- Task prompt:
Reproduce all the data verbatim.

- Material to process:
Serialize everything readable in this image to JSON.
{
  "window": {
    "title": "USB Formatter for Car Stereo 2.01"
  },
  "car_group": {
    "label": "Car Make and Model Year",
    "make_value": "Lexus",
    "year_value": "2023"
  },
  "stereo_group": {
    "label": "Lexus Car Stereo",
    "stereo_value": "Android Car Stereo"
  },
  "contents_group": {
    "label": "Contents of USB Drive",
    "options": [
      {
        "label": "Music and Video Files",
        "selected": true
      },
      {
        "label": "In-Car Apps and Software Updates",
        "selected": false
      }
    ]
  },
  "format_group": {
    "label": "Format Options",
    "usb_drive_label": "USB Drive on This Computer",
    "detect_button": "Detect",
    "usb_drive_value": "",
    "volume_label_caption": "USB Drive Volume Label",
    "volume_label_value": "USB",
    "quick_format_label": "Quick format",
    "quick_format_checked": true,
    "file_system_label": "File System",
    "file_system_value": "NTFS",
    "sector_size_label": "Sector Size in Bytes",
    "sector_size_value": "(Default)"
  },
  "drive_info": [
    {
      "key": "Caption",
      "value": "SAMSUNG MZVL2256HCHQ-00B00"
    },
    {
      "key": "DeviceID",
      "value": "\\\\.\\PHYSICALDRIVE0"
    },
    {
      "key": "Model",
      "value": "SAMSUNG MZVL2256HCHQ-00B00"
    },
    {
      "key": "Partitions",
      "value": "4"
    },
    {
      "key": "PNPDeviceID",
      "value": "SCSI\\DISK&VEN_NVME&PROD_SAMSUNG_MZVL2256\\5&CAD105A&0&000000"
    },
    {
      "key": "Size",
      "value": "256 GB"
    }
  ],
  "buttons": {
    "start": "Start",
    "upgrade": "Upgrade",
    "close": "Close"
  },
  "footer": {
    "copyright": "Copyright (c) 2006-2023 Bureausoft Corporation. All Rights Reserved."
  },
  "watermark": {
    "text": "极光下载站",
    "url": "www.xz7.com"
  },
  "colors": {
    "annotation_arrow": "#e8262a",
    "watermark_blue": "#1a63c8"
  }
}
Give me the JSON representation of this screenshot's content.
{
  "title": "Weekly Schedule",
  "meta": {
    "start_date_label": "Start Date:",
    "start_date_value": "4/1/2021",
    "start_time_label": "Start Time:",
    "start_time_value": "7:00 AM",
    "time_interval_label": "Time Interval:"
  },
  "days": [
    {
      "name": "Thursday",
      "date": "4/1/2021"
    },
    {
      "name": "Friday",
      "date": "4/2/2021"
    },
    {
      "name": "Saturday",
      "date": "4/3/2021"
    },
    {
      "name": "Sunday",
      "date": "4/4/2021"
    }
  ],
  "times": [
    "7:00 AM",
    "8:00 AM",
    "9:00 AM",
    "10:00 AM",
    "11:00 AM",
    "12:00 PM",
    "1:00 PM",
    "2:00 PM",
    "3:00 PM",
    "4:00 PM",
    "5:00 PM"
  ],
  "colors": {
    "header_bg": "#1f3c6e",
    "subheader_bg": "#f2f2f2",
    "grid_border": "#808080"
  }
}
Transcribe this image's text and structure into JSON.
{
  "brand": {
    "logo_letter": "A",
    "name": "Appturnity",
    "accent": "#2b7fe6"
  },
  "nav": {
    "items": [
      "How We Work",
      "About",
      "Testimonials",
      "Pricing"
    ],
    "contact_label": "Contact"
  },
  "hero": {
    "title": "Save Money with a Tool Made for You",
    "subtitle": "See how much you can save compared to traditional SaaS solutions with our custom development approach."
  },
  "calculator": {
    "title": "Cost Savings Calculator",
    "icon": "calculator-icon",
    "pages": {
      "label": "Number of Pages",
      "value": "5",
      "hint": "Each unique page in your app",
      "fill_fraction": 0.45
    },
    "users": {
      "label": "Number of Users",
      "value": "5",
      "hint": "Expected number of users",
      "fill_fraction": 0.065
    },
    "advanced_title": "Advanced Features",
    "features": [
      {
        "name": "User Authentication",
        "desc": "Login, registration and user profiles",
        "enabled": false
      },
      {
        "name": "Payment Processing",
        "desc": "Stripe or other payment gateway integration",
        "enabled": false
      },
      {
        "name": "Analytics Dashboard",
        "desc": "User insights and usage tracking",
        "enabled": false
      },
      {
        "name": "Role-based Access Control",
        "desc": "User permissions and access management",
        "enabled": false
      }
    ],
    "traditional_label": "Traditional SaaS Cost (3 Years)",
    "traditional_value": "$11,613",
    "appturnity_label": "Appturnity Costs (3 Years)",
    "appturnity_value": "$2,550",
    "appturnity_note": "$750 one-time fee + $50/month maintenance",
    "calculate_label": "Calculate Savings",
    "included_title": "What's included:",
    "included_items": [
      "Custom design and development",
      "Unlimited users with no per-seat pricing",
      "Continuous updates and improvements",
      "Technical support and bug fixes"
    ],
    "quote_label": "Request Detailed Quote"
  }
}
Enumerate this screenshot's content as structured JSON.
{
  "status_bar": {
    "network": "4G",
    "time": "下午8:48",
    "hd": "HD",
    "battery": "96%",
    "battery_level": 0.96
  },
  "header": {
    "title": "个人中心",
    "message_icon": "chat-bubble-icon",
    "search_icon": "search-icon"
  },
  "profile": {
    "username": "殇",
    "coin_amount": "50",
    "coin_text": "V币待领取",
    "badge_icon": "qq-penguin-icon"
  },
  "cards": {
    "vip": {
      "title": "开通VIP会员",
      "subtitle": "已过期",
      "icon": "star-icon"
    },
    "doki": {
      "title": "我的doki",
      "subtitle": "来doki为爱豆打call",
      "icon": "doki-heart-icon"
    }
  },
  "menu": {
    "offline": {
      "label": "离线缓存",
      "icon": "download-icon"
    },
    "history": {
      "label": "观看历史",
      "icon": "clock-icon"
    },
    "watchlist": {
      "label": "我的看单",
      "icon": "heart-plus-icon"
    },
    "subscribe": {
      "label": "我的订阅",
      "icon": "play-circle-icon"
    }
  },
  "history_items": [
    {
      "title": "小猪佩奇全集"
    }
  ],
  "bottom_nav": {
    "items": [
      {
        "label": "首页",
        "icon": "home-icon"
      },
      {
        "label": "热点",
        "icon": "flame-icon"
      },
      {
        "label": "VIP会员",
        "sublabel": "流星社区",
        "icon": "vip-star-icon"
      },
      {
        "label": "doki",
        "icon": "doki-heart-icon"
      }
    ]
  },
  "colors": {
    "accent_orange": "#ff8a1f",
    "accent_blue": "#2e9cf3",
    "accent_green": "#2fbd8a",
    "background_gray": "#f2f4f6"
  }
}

- Task response:
Serialize everything readable in this image to JSON.
{
  "window": {
    "title": "USB Formatter for Car Stereo 2.01"
  },
  "car_group": {
    "label": "Car Make and Model Year",
    "make_value": "Lexus",
    "year_value": "2023"
  },
  "stereo_group": {
    "label": "Lexus Car Stereo",
    "stereo_value": "Android Car Stereo"
  },
  "contents_group": {
    "label": "Contents of USB Drive",
    "options": [
      {
        "label": "Music and Video Files",
        "selected": true
      },
      {
        "label": "In-Car Apps and Software Updates",
        "selected": false
      }
    ]
  },
  "format_group": {
    "label": "Format Options",
    "usb_drive_label": "USB Drive on This Computer",
    "detect_button": "Detect",
    "usb_drive_value": "",
    "volume_label_caption": "USB Drive Volume Label",
    "volume_label_value": "USB",
    "quick_format_label": "Quick format",
    "quick_format_checked": true,
    "file_system_label": "File System",
    "file_system_value": "NTFS",
    "sector_size_label": "Sector Size in Bytes",
    "sector_size_value": "(Default)"
  },
  "drive_info": [
    {
      "key": "Caption",
      "value": "SAMSUNG MZVL2256HCHQ-00B00"
    },
    {
      "key": "DeviceID",
      "value": "\\\\.\\PHYSICALDRIVE0"
    },
    {
      "key": "Model",
      "value": "SAMSUNG MZVL2256HCHQ-00B00"
    },
    {
      "key": "Partitions",
      "value": "4"
    },
    {
      "key": "PNPDeviceID",
      "value": "SCSI\\DISK&VEN_NVME&PROD_SAMSUNG_MZVL2256\\5&CAD105A&0&000000"
    },
    {
      "key": "Size",
      "value": "256 GB"
    }
  ],
  "buttons": {
    "start": "Start",
    "upgrade": "Upgrade",
    "close": "Close"
  },
  "footer": {
    "copyright": "Copyright (c) 2006-2023 Bureausoft Corporation. All Rights Reserved."
  },
  "watermark": {
    "text": "极光下载站",
    "url": "www.xz7.com"
  },
  "colors": {
    "annotation_arrow": "#e8262a",
    "watermark_blue": "#1a63c8"
  }
}
Give me the JSON representation of this screenshot's content.
{
  "title": "Weekly Schedule",
  "meta": {
    "start_date_label": "Start Date:",
    "start_date_value": "4/1/2021",
    "start_time_label": "Start Time:",
    "start_time_value": "7:00 AM",
    "time_interval_label": "Time Interval:"
  },
  "days": [
    {
      "name": "Thursday",
      "date": "4/1/2021"
    },
    {
      "name": "Friday",
      "date": "4/2/2021"
    },
    {
      "name": "Saturday",
      "date": "4/3/2021"
    },
    {
      "name": "Sunday",
      "date": "4/4/2021"
    }
  ],
  "times": [
    "7:00 AM",
    "8:00 AM",
    "9:00 AM",
    "10:00 AM",
    "11:00 AM",
    "12:00 PM",
    "1:00 PM",
    "2:00 PM",
    "3:00 PM",
    "4:00 PM",
    "5:00 PM"
  ],
  "colors": {
    "header_bg": "#1f3c6e",
    "subheader_bg": "#f2f2f2",
    "grid_border": "#808080"
  }
}
Transcribe this image's text and structure into JSON.
{
  "brand": {
    "logo_letter": "A",
    "name": "Appturnity",
    "accent": "#2b7fe6"
  },
  "nav": {
    "items": [
      "How We Work",
      "About",
      "Testimonials",
      "Pricing"
    ],
    "contact_label": "Contact"
  },
  "hero": {
    "title": "Save Money with a Tool Made for You",
    "subtitle": "See how much you can save compared to traditional SaaS solutions with our custom development approach."
  },
  "calculator": {
    "title": "Cost Savings Calculator",
    "icon": "calculator-icon",
    "pages": {
      "label": "Number of Pages",
      "value": "5",
      "hint": "Each unique page in your app",
      "fill_fraction": 0.45
    },
    "users": {
      "label": "Number of Users",
      "value": "5",
      "hint": "Expected number of users",
      "fill_fraction": 0.065
    },
    "advanced_title": "Advanced Features",
    "features": [
      {
        "name": "User Authentication",
        "desc": "Login, registration and user profiles",
        "enabled": false
      },
      {
        "name": "Payment Processing",
        "desc": "Stripe or other payment gateway integration",
        "enabled": false
      },
      {
        "name": "Analytics Dashboard",
        "desc": "User insights and usage tracking",
        "enabled": false
      },
      {
        "name": "Role-based Access Control",
        "desc": "User permissions and access management",
        "enabled": false
      }
    ],
    "traditional_label": "Traditional SaaS Cost (3 Years)",
    "traditional_value": "$11,613",
    "appturnity_label": "Appturnity Costs (3 Years)",
    "appturnity_value": "$2,550",
    "appturnity_note": "$750 one-time fee + $50/month maintenance",
    "calculate_label": "Calculate Savings",
    "included_title": "What's included:",
    "included_items": [
      "Custom design and development",
      "Unlimited users with no per-seat pricing",
      "Continuous updates and improvements",
      "Technical support and bug fixes"
    ],
    "quote_label": "Request Detailed Quote"
  }
}
Enumerate this screenshot's content as structured JSON.
{
  "status_bar": {
    "network": "4G",
    "time": "下午8:48",
    "hd": "HD",
    "battery": "96%",
    "battery_level": 0.96
  },
  "header": {
    "title": "个人中心",
    "message_icon": "chat-bubble-icon",
    "search_icon": "search-icon"
  },
  "profile": {
    "username": "殇",
    "coin_amount": "50",
    "coin_text": "V币待领取",
    "badge_icon": "qq-penguin-icon"
  },
  "cards": {
    "vip": {
      "title": "开通VIP会员",
      "subtitle": "已过期",
      "icon": "star-icon"
    },
    "doki": {
      "title": "我的doki",
      "subtitle": "来doki为爱豆打call",
      "icon": "doki-heart-icon"
    }
  },
  "menu": {
    "offline": {
      "label": "离线缓存",
      "icon": "download-icon"
    },
    "history": {
      "label": "观看历史",
      "icon": "clock-icon"
    },
    "watchlist": {
      "label": "我的看单",
      "icon": "heart-plus-icon"
    },
    "subscribe": {
      "label": "我的订阅",
      "icon": "play-circle-icon"
    }
  },
  "history_items": [
    {
      "title": "小猪佩奇全集"
    }
  ],
  "bottom_nav": {
    "items": [
      {
        "label": "首页",
        "icon": "home-icon"
      },
      {
        "label": "热点",
        "icon": "flame-icon"
      },
      {
        "label": "VIP会员",
        "sublabel": "流星社区",
        "icon": "vip-star-icon"
      },
      {
        "label": "doki",
        "icon": "doki-heart-icon"
      }
    ]
  },
  "colors": {
    "accent_orange": "#ff8a1f",
    "accent_blue": "#2e9cf3",
    "accent_green": "#2fbd8a",
    "background_gray": "#f2f4f6"
  }
}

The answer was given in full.